Restate the following entries exactly. Keep the pictures out.

──────── Listed entries

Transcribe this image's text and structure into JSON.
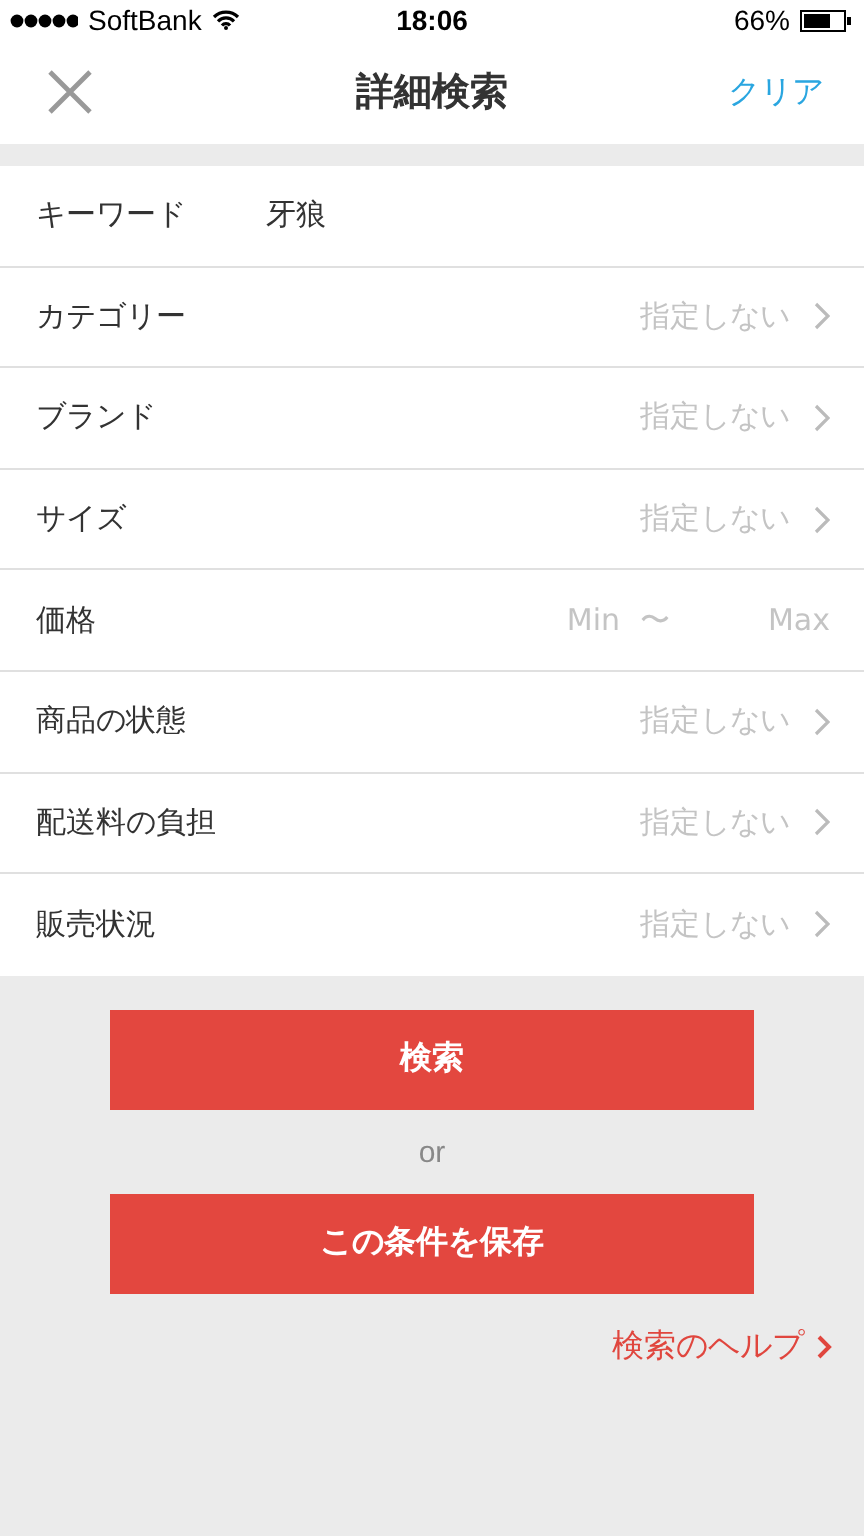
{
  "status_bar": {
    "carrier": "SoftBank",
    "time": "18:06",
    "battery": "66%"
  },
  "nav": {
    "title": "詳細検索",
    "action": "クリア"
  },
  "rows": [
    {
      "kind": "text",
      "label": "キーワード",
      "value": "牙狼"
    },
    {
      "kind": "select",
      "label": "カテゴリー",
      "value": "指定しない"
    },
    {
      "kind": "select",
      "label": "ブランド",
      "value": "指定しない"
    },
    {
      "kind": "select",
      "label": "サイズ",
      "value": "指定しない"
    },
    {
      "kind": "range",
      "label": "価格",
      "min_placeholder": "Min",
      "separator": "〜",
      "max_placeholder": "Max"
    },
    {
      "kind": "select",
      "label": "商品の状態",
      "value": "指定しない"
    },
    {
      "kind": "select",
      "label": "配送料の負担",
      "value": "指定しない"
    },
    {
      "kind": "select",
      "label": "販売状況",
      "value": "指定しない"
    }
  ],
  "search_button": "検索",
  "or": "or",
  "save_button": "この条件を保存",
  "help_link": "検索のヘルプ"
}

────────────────

• Reply:
Transcribe this image's text and structure into JSON.
{
  "status_bar": {
    "carrier": "SoftBank",
    "time": "18:06",
    "battery": "66%"
  },
  "nav": {
    "title": "詳細検索",
    "action": "クリア"
  },
  "rows": [
    {
      "kind": "text",
      "label": "キーワード",
      "value": "牙狼"
    },
    {
      "kind": "select",
      "label": "カテゴリー",
      "value": "指定しない"
    },
    {
      "kind": "select",
      "label": "ブランド",
      "value": "指定しない"
    },
    {
      "kind": "select",
      "label": "サイズ",
      "value": "指定しない"
    },
    {
      "kind": "range",
      "label": "価格",
      "min_placeholder": "Min",
      "separator": "〜",
      "max_placeholder": "Max"
    },
    {
      "kind": "select",
      "label": "商品の状態",
      "value": "指定しない"
    },
    {
      "kind": "select",
      "label": "配送料の負担",
      "value": "指定しない"
    },
    {
      "kind": "select",
      "label": "販売状況",
      "value": "指定しない"
    }
  ],
  "search_button": "検索",
  "or": "or",
  "save_button": "この条件を保存",
  "help_link": "検索のヘルプ"
}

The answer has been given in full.